VERY Highly Recommended
The Staghound is technically
, well-documented (due in part to the number of good, preserved examples around) although, in book form it really requires some publisher to take up the challenge. A good starting point are four excellent walkrounds of the vehicle:
Armorama # 1
Armorama # 2
Toadman's Tank Pictures
Another useful source of data is the 'Staghound Register'
which can be accessed HERE
Also, as it specializes in Armored Cars, is this superb site:WarWheels Net
In links, for another point of view on this kit, is Terry Ashley's recent analysis of the model: P.M.M.S Staghound Review
Finally, in books (and other media) the list begins with Easy 1 Productions
CD of the Staghound, a review of which can be seen: HERE (LINK)
Book Review # 1: The British Reconnaissance Corps in World War II (LINK)
Book Review # 2 : British Tanks in Normandy (LINK)
Also useful, were the two volumes of Concord Publishing's
books on British Armor:
British Tanks of WWII, (Vol 1) France & Belgium 1944”, Concord 7027.
British Tanks of WWII, (Vol 2) Holland & Germany 1944/1945”, Concord 7028
INVALUABLE, was the edition of Military Modelling Magazine
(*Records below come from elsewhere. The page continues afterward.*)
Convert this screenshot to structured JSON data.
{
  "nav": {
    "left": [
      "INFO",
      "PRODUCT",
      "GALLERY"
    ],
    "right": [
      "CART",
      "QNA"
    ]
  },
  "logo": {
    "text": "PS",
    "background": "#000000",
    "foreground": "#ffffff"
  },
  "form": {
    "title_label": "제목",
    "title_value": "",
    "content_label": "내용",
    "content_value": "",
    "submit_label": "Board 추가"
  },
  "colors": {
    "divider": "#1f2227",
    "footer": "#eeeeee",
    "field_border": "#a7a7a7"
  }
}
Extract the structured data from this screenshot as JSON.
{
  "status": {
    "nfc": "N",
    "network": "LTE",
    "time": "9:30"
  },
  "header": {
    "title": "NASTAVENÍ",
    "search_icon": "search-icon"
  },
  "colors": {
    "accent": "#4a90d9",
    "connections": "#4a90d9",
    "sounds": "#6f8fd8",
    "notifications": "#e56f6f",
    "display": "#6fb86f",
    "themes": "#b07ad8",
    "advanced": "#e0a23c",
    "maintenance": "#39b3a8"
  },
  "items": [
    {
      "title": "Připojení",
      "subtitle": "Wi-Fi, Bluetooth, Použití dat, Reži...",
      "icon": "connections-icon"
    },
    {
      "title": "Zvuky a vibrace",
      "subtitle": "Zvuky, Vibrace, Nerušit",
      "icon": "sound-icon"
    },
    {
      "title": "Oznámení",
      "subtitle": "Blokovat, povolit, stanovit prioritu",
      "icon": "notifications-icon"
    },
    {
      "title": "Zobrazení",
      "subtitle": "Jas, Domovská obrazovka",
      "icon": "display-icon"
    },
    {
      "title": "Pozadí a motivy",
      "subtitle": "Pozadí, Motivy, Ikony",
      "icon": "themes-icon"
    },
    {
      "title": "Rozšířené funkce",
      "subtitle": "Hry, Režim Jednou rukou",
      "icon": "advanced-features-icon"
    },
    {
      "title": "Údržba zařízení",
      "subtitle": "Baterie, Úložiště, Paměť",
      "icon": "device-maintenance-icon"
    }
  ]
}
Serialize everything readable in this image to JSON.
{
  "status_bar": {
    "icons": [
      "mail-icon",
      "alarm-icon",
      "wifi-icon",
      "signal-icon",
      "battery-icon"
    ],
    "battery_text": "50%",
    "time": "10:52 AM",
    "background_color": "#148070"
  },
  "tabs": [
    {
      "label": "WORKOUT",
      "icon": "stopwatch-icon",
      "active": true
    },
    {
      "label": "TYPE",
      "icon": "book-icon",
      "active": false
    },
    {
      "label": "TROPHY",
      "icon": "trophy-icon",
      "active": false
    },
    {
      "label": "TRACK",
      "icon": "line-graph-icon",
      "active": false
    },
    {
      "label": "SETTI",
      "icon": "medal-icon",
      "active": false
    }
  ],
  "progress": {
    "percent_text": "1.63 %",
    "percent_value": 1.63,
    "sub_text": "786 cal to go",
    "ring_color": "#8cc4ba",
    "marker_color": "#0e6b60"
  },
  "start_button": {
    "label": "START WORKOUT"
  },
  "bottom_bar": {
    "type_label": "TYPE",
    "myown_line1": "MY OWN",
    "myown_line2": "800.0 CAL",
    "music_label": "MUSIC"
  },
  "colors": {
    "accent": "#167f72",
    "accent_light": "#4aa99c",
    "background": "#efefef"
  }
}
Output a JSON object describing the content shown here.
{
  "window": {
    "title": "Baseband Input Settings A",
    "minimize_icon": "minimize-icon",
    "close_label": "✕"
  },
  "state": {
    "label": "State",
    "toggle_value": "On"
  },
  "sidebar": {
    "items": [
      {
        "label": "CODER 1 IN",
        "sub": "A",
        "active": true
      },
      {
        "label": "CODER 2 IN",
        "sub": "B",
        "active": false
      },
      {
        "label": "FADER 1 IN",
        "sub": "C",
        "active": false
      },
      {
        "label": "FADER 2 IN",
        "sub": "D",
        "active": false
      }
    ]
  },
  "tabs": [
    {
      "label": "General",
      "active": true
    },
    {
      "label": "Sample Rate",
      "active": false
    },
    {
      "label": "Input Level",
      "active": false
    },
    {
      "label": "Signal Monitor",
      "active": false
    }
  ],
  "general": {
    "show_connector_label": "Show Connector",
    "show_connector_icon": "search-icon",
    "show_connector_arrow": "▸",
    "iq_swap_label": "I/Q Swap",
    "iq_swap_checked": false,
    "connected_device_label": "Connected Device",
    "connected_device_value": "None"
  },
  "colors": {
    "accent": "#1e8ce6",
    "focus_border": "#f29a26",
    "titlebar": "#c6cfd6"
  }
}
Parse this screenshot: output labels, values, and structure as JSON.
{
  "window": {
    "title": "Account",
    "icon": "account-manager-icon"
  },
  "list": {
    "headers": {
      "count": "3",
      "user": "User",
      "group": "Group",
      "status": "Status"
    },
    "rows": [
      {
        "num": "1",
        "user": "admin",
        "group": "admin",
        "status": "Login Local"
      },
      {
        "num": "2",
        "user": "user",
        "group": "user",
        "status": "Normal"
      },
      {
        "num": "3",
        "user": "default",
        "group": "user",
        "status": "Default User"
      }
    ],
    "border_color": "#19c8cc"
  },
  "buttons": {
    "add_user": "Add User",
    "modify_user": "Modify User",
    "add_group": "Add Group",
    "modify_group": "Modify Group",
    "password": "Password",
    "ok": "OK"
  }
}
( Vol 37, No.12, 2007) which has three excellent articles on various aspects of the Staghound - including plans and details of the Canadian modifications.